4. Uros, Peru
Situated about 5km away from the mainland city of Puno, these floating islets have existed on Lake Titicaca for over 500 years. Named “Uros” after the Indigenous inhabitants who live there, the islands are made entirely from the roots and reeds of the totora plant, which is the lifeblood of the Uros people. Totora is used to build the islands themselves and the homes that sit atop them, in addition to a variety of other applications from medicine to tea and even mattresses. Like many floating settlements, Uros was created out of necessity. In this case, it was to avoid conflict with invading Inca rivals who sought to overtake the Uros’ land.

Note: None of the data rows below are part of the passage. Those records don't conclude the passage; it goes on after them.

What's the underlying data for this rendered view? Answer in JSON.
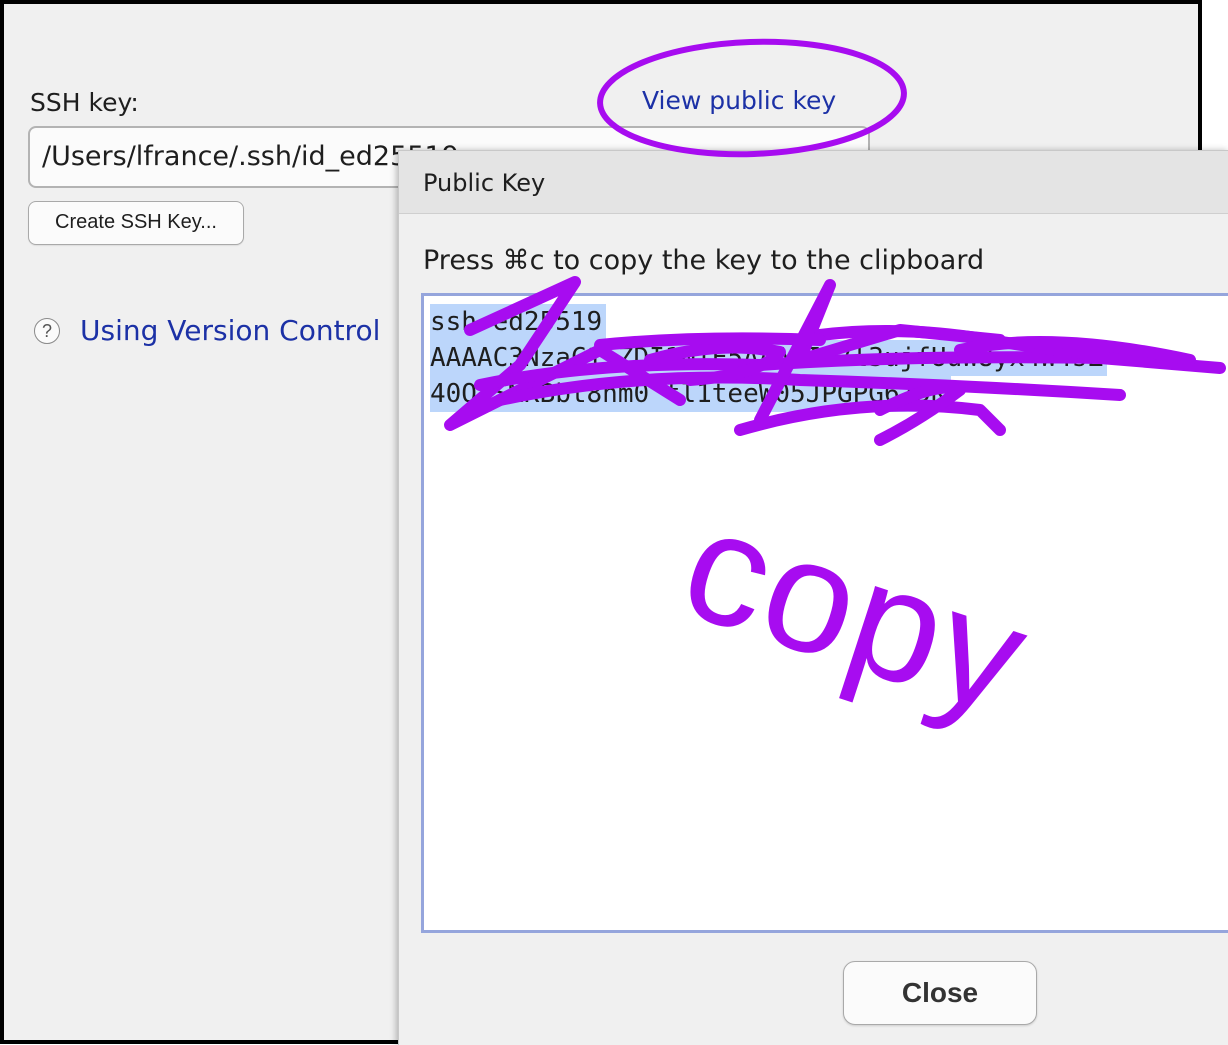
{
  "settings": {
    "ssh_key_label": "SSH key:",
    "ssh_key_path": "/Users/lfrance/.ssh/id_ed25519",
    "create_key_button": "Create SSH Key...",
    "view_public_key_link": "View public key",
    "help_link": "Using Version Control"
  },
  "dialog": {
    "title": "Public Key",
    "instructions": "Press ⌘c to copy the key to the clipboard",
    "key_lines": [
      "ssh-ed25519",
      "AAAAC3NzaC1lZDI1NTE5AAAAIG7l3ujfUuW8yx4W4sZ",
      "40QtSMKBbt8nm0 tl1teeW05JPGPG6ZDK"
    ],
    "close_button": "Close"
  },
  "annotation": {
    "text": "copy",
    "color": "#a70cf0"
  },
  "colors": {
    "link": "#1c31a6",
    "selection": "#bcd6fb",
    "key_area_border": "#95a5dc"
  }
}
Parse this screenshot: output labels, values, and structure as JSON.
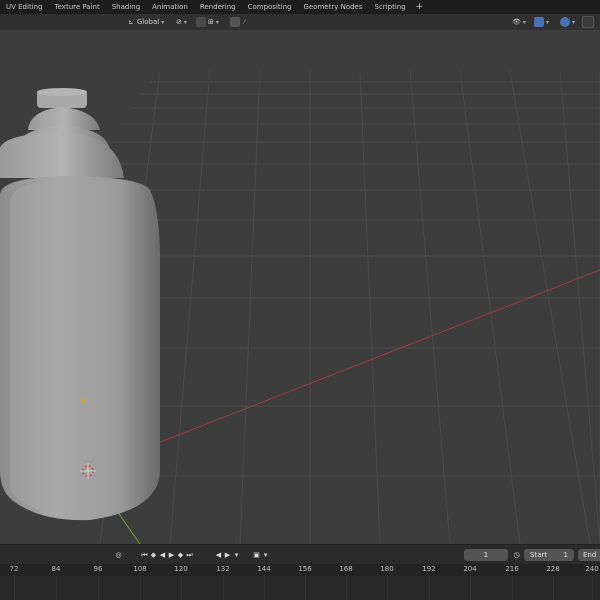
{
  "topbar": {
    "tabs": [
      "UV Editing",
      "Texture Paint",
      "Shading",
      "Animation",
      "Rendering",
      "Compositing",
      "Geometry Nodes",
      "Scripting",
      "+"
    ]
  },
  "header": {
    "transform_orientation": "Global",
    "pivot_icon": "pivot-icon",
    "snap_icon": "magnet-icon",
    "proportional_icon": "proportional-edit-icon"
  },
  "timeline": {
    "current_frame": "1",
    "start_label": "Start",
    "start_value": "1",
    "end_label": "End"
  },
  "ruler": {
    "ticks": [
      "72",
      "84",
      "96",
      "108",
      "120",
      "132",
      "144",
      "156",
      "168",
      "180",
      "192",
      "204",
      "216",
      "228",
      "240"
    ]
  },
  "colors": {
    "background": "#3d3d3d",
    "grid": "#4a4a4a",
    "x_axis": "#9c3b43",
    "y_axis": "#7f9a2b",
    "object": "#9a9a9a",
    "accent": "#4772b3"
  }
}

5. Seattle, WA, USA
In the late 1800s, the first floating homes were built to house workers that were living in logging camps. Throughout the early twentieth century, houseboats on the lakes surrounding Seattle were mostly home to folks who worked on or around the water. Wealthier residents began building houseboats on Lake Washington for summer homes in the 1920s, but by the Great Depression more and more Americans who couldn’t afford anything else took up this alternative lifestyle as a cheaper way to live. Here again is the recurring theme with the history of floating home communities around the world: what began as a more affordable way to live eventually grew into something of a luxury. Much of the latter part of the twentieth century saw houseboat residents in and out of court, battling against moorage owners to win their right to keep their homes. Today, owning a floating home in the Seattle area is quite the investment – but the views are absolutely stunning.
6. Belgrade, Serbia
Serbians look forward to warm weather every year, affectionately calling it splav-season. Splavovi is a Serbian word meaning “raft” or “barge”, but it has evolved to take on a new meaning. In the bustling city of Belgrade, the vast array of floating restaurants, bars, shops, and nightclubs are referred to simply as “splavs”. Belgrade is world-renowned for its party scene and nightlife, and the splavs are typically at the top of the list. Some venues hold as many as 500 people, and unlike other major European cities, they’re generally open all week long. Not all of the splavs on the Sava and Danube rivers are clubs – many are summer or weekend homes for Serbian residents, and today there are reportedly over 600 of these floating homes marking the city.